Volkswagen is expanding its production of electric cars with plans to manufacture commercial vehicles battery intended for urban areas as growing public concerns about air quality increases demand.
Volkswagen trucks and electric buses division will invest $1.7 billion in new technologies, including power transmission systems, stand-alone systems and cloud-based software, Andreas Renschler, head of the division, said in an interview. in Hamburg.
To help distribute costs, US affiliate Navistar International Corp. will adopt the electric transmission.
A VW battery truck, called e-Delivery, will leave Brazil’s assembly lines in 2020, while German manufacturer MAN and Scania will offer fully electric buses next year to USA cities, to be added to hybrid systems of biodiesel and natural gas.
“We believe in a wide range of transmissions and alternative fuels, depending on local availability, social and local demand and customer needs,” Renschler told a news conference. “It is therefore crucial that strategists adopt a technologically neutral approach” to any regulation.
Electric trucks for local deliveries are likely to exceed a 5% market share by 2025, according to Renschler.
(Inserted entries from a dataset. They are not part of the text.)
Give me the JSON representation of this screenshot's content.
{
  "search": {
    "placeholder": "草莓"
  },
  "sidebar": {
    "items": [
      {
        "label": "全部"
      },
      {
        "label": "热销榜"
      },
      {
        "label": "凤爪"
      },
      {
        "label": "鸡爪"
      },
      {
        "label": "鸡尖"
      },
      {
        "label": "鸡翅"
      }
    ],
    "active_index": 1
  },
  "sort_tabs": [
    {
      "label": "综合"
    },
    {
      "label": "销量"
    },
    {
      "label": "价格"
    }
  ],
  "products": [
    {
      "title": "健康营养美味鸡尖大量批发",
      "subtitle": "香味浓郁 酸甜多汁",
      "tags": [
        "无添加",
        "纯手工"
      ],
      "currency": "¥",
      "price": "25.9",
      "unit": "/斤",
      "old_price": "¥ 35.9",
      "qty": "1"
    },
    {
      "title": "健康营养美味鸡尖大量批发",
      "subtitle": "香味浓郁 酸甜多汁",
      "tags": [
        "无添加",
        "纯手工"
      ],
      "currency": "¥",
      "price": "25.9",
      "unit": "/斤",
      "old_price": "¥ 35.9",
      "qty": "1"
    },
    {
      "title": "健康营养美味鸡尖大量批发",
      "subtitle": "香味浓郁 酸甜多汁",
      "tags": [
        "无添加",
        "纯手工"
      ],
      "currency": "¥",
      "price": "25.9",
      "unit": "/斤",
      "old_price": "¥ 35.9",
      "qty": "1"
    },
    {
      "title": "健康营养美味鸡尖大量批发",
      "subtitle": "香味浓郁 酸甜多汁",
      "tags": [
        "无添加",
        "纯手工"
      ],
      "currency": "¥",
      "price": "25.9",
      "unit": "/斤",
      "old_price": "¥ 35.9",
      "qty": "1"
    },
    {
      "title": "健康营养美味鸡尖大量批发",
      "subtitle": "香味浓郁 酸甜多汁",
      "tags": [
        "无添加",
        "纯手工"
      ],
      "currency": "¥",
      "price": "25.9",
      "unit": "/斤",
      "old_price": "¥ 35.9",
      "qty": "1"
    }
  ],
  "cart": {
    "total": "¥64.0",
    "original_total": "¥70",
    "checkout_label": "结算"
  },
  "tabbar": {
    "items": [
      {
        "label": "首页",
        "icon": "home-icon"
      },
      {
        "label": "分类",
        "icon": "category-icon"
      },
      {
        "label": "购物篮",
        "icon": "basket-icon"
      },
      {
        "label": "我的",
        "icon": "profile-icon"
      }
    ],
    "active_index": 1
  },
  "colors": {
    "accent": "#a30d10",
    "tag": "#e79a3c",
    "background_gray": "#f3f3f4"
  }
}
That compares with a forecast of about 25% for battery-powered cars.
Commercial vehicle manufacturers have been slow to develop electric models because the loads are heavier than for automobiles and cover a wider range of industry needs.
The complicated thing is that the vans already vary considerably throughout the world due to the differences in the norms, which makes difficult the construction of vehicles in volumes big enough to generate economies of scale.
Following the scandal of the Volkswagen emissions scam, some municipalities want to ban diesel engines to reduce air pollution.
German competitor Daimler, the world’s largest commercial vehicle producer and former employer of Renschler, has stepped up the development of engines including fully electric and hybrid versions as well as digital services to defend its leadership.
Volkswagen is also facing new rivals such as Tesla, which will launch a battery-powered truck on November 16. Better battery technology will be key to making electric trucks more attractive by reducing operating costs, Renschler said.
In addition to higher pricing for systems and recharge challenges, power packs “are heavy and steal space”, reducing load capacity, Renschler said.
“With city buses, we are just reaching a break-even point compared to conventional solutions,” added the executive. “Electric delivery trucks are expected to be economically convenient in 2020-25,” while long-haul heavy-duty batteries will take longer to bring profits to their owners.